* The problem: In the entries below, find the lines that contain the word "تومان" and copy them.

---------- Information supplied ----------

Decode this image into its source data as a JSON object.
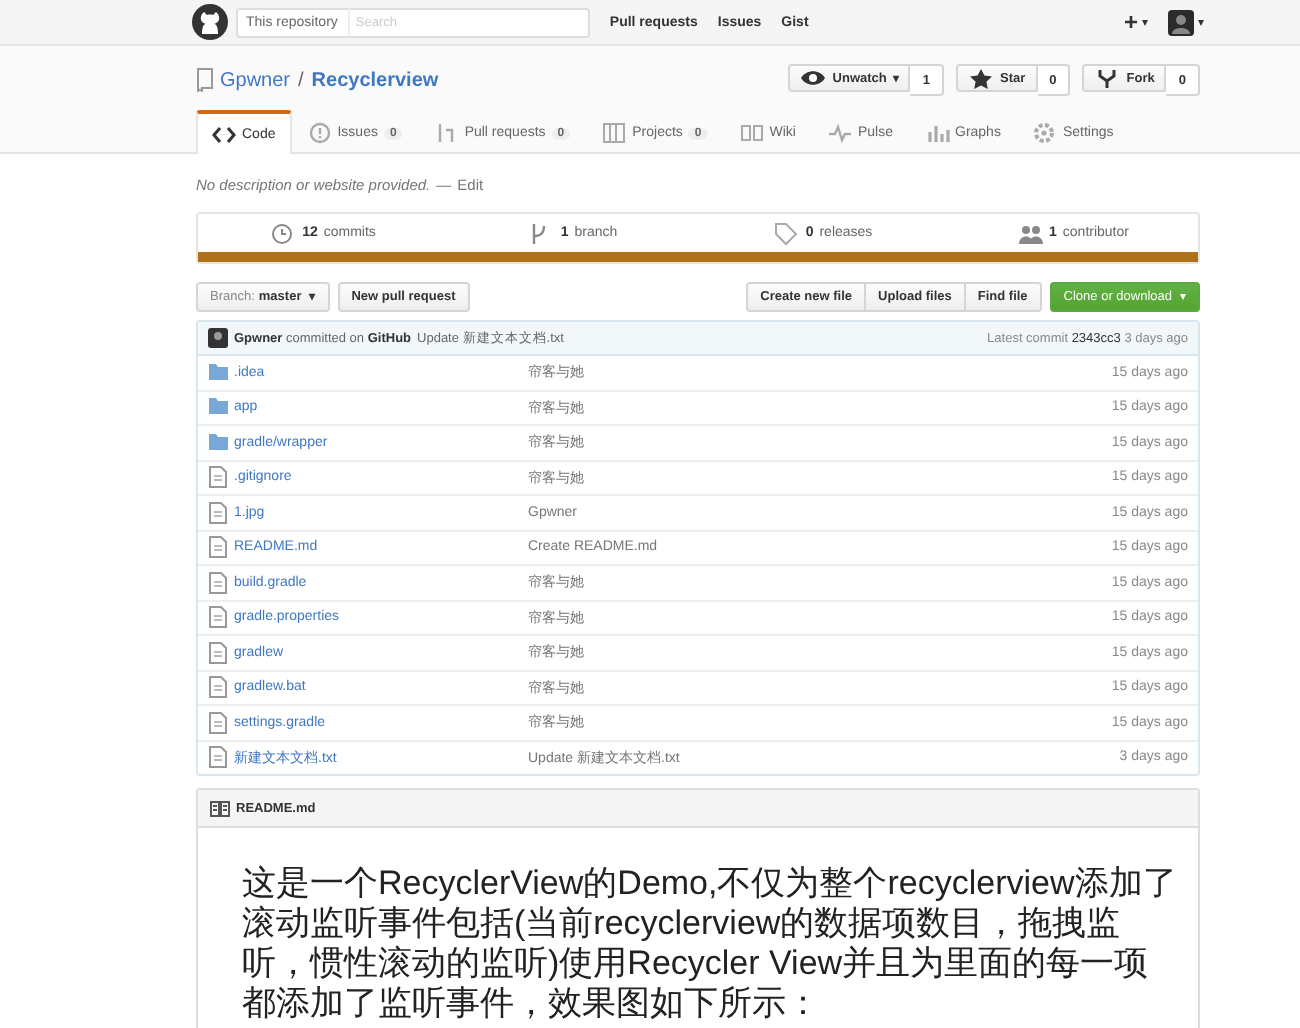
{
  "header": {
    "search_scope": "This repository",
    "search_placeholder": "Search",
    "nav": [
      "Pull requests",
      "Issues",
      "Gist"
    ],
    "plus": "+",
    "caret": "▾"
  },
  "repo": {
    "owner": "Gpwner",
    "separator": "/",
    "name": "Recyclerview",
    "actions": [
      {
        "label": "Unwatch",
        "kind": "watch",
        "count": "1"
      },
      {
        "label": "Star",
        "kind": "star",
        "count": "0"
      },
      {
        "label": "Fork",
        "kind": "fork",
        "count": "0"
      }
    ]
  },
  "tabs": [
    {
      "label": "Code",
      "kind": "code",
      "selected": true
    },
    {
      "label": "Issues",
      "kind": "issues",
      "count": "0",
      "selected": false
    },
    {
      "label": "Pull requests",
      "kind": "pr",
      "count": "0",
      "selected": false
    },
    {
      "label": "Projects",
      "kind": "projects",
      "count": "0",
      "selected": false
    },
    {
      "label": "Wiki",
      "kind": "wiki",
      "selected": false
    },
    {
      "label": "Pulse",
      "kind": "pulse",
      "selected": false
    },
    {
      "label": "Graphs",
      "kind": "graphs",
      "selected": false
    },
    {
      "label": "Settings",
      "kind": "settings",
      "selected": false
    }
  ],
  "description": {
    "text": "No description or website provided.",
    "dash": "—",
    "edit": "Edit"
  },
  "summary": [
    {
      "kind": "commits",
      "number": "12",
      "label": "commits"
    },
    {
      "kind": "branch",
      "number": "1",
      "label": "branch"
    },
    {
      "kind": "releases",
      "number": "0",
      "label": "releases"
    },
    {
      "kind": "contributor",
      "number": "1",
      "label": "contributor"
    }
  ],
  "toolbar": {
    "branch_label": "Branch:",
    "branch": "master",
    "new_pr": "New pull request",
    "buttons": [
      "Create new file",
      "Upload files",
      "Find file"
    ],
    "clone": "Clone or download"
  },
  "latest_commit": {
    "author": "Gpwner",
    "middle": "committed on",
    "platform": "GitHub",
    "message": "Update 新建文本文档.txt",
    "label": "Latest commit",
    "sha": "2343cc3",
    "age": "3 days ago"
  },
  "files": [
    {
      "kind": "folder",
      "name": ".idea",
      "message": "帘客与她",
      "age": "15 days ago"
    },
    {
      "kind": "folder",
      "name": "app",
      "message": "帘客与她",
      "age": "15 days ago"
    },
    {
      "kind": "folder",
      "name": "gradle/wrapper",
      "message": "帘客与她",
      "age": "15 days ago"
    },
    {
      "kind": "file",
      "name": ".gitignore",
      "message": "帘客与她",
      "age": "15 days ago"
    },
    {
      "kind": "file",
      "name": "1.jpg",
      "message": "Gpwner",
      "age": "15 days ago"
    },
    {
      "kind": "file",
      "name": "README.md",
      "message": "Create README.md",
      "age": "15 days ago"
    },
    {
      "kind": "file",
      "name": "build.gradle",
      "message": "帘客与她",
      "age": "15 days ago"
    },
    {
      "kind": "file",
      "name": "gradle.properties",
      "message": "帘客与她",
      "age": "15 days ago"
    },
    {
      "kind": "file",
      "name": "gradlew",
      "message": "帘客与她",
      "age": "15 days ago"
    },
    {
      "kind": "file",
      "name": "gradlew.bat",
      "message": "帘客与她",
      "age": "15 days ago"
    },
    {
      "kind": "file",
      "name": "settings.gradle",
      "message": "帘客与她",
      "age": "15 days ago"
    },
    {
      "kind": "file",
      "name": "新建文本文档.txt",
      "message": "Update 新建文本文档.txt",
      "age": "3 days ago"
    }
  ],
  "readme": {
    "title": "README.md",
    "heading": "这是一个RecyclerView的Demo,不仅为整个recyclerview添加了滚动监听事件包括(当前recyclerview的数据项数目，拖拽监听，惯性滚动的监听)使用Recycler View并且为里面的每一项都添加了监听事件，效果图如下所示："
  }
}
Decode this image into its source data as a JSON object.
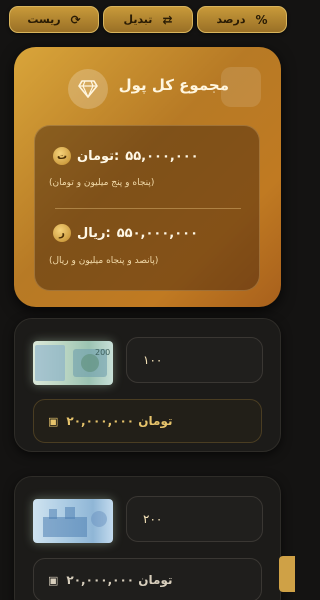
{
  "topbar": {
    "percent_label": "درصد",
    "percent_icon": "%",
    "convert_label": "تبدیل",
    "reset_label": "ریست"
  },
  "total": {
    "title": "مجموع کل پول",
    "toman_amount": "۵۵,۰۰۰,۰۰۰",
    "toman_unit": ":تومان",
    "toman_coin": "ت",
    "toman_words": "(پنجاه و پنج میلیون و تومان)",
    "rial_amount": "۵۵۰,۰۰۰,۰۰۰",
    "rial_unit": ":ریال",
    "rial_coin": "ر",
    "rial_words": "(پانصد و پنجاه میلیون و ریال)"
  },
  "notes": [
    {
      "quantity": "۱۰۰",
      "subtotal": "تومان ۲۰,۰۰۰,۰۰۰"
    },
    {
      "quantity": "۲۰۰",
      "subtotal": "تومان ۲۰,۰۰۰,۰۰۰"
    }
  ],
  "colors": {
    "gold": "#c89a3a",
    "background": "#141312"
  }
}
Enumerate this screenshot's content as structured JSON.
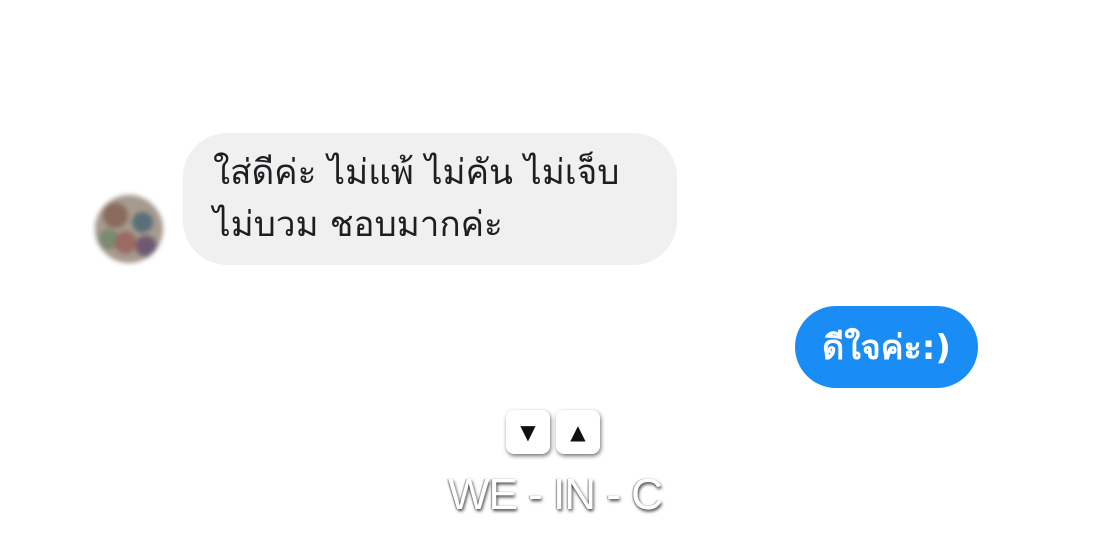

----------

* Written reply:
    "toman_unit": ":تومان",
    "toman_words": "(پنجاه و پنج میلیون و تومان)",
      "subtotal": "تومان ۲۰,۰۰۰,۰۰۰"
      "subtotal": "تومان ۲۰,۰۰۰,۰۰۰"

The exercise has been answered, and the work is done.